Cognitive and executive dysfunctions in cocaine dependence: a case-control study].- [Article in Spanish] - Madoz-Gurpide A, Ochoa-Mangado E;  Centro de Salud Mental San Blas, Madrid, Espana.
INTRODUCTION. In the past, various studies have related chronic cocaine use to diverse types of neuropsychological impairment.
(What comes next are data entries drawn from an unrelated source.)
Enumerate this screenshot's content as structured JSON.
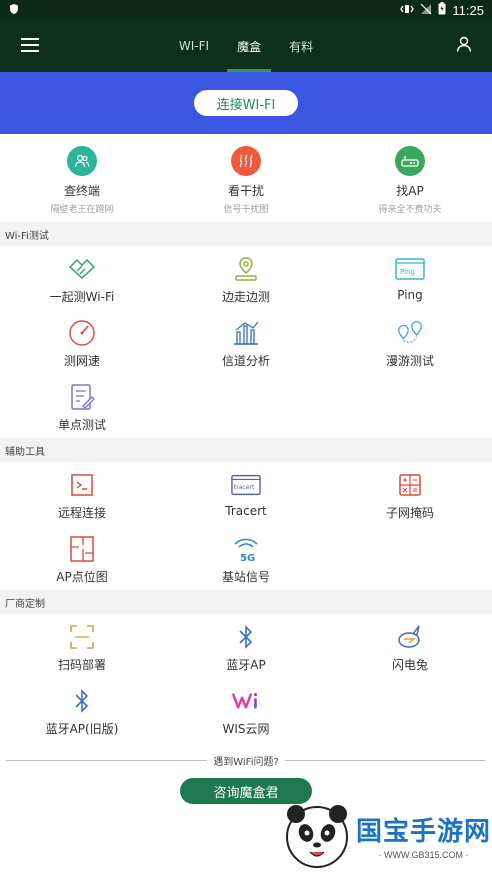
{
  "status_bar": {
    "time": "11:25"
  },
  "header": {
    "tabs": [
      {
        "label": "WI-FI"
      },
      {
        "label": "魔盒"
      },
      {
        "label": "有料"
      }
    ]
  },
  "banner": {
    "connect_label": "连接WI-FI"
  },
  "top_features": [
    {
      "title": "查终端",
      "sub": "隔壁老王在蹭网"
    },
    {
      "title": "看干扰",
      "sub": "信号干扰图"
    },
    {
      "title": "找AP",
      "sub": "得来全不费功夫"
    }
  ],
  "sections": {
    "wifi_test": {
      "title": "Wi-Fi测试",
      "items": [
        {
          "label": "一起测Wi-Fi"
        },
        {
          "label": "边走边测"
        },
        {
          "label": "Ping"
        },
        {
          "label": "测网速"
        },
        {
          "label": "信道分析"
        },
        {
          "label": "漫游测试"
        },
        {
          "label": "单点测试"
        }
      ]
    },
    "tools": {
      "title": "辅助工具",
      "items": [
        {
          "label": "远程连接"
        },
        {
          "label": "Tracert"
        },
        {
          "label": "子网掩码"
        },
        {
          "label": "AP点位图"
        },
        {
          "label": "基站信号"
        }
      ]
    },
    "vendor": {
      "title": "厂商定制",
      "items": [
        {
          "label": "扫码部署"
        },
        {
          "label": "蓝牙AP"
        },
        {
          "label": "闪电兔"
        },
        {
          "label": "蓝牙AP(旧版)"
        },
        {
          "label": "WIS云网"
        }
      ]
    }
  },
  "footer": {
    "question": "遇到WiFi问题?",
    "consult_label": "咨询魔盒君"
  },
  "watermark": {
    "title": "国宝手游网",
    "url": "· WWW.GB315.COM ·"
  }
}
However, the majority of these studies offer partial results using batteries of tests of little ecological weight.
AIM. To investigate neuropsychological impairment (and of executive functions in particular) amongst severe chronic cocaine users, measured by means of more ecological tests and in a more global manner, taking confounding factors into account, such as age, years of schooling, gender, race, opioid dependence and alcohol consumption.
SUBJECTS AND METHODS. We performed an observational study, comparing the cocaine dependence group (n = 24) with a non-cocaine use control group (n = 27).
RESULTS. The principal results revealed significant differences in the direct and reverse digit span tests (p = 0.008 and p < 0.001 respectively), and in the Cards Test (p < 0.001). They also showed a significance result in the Zoo Map Test (p = 0.001), and in different measurements but not in all forming part of the Wisconsin test (number of correct responses and number of errors).
CONCLUSIONS. These results confirm that the chronic use of cocaine per se causes neuropsychological impairment that is manifested in classical and ecologically-valid tests. This impairment may influence patients' functionality and prognosis, and also therapeutic failure.

References and further reading

The EROWID cocaine entry

Related observations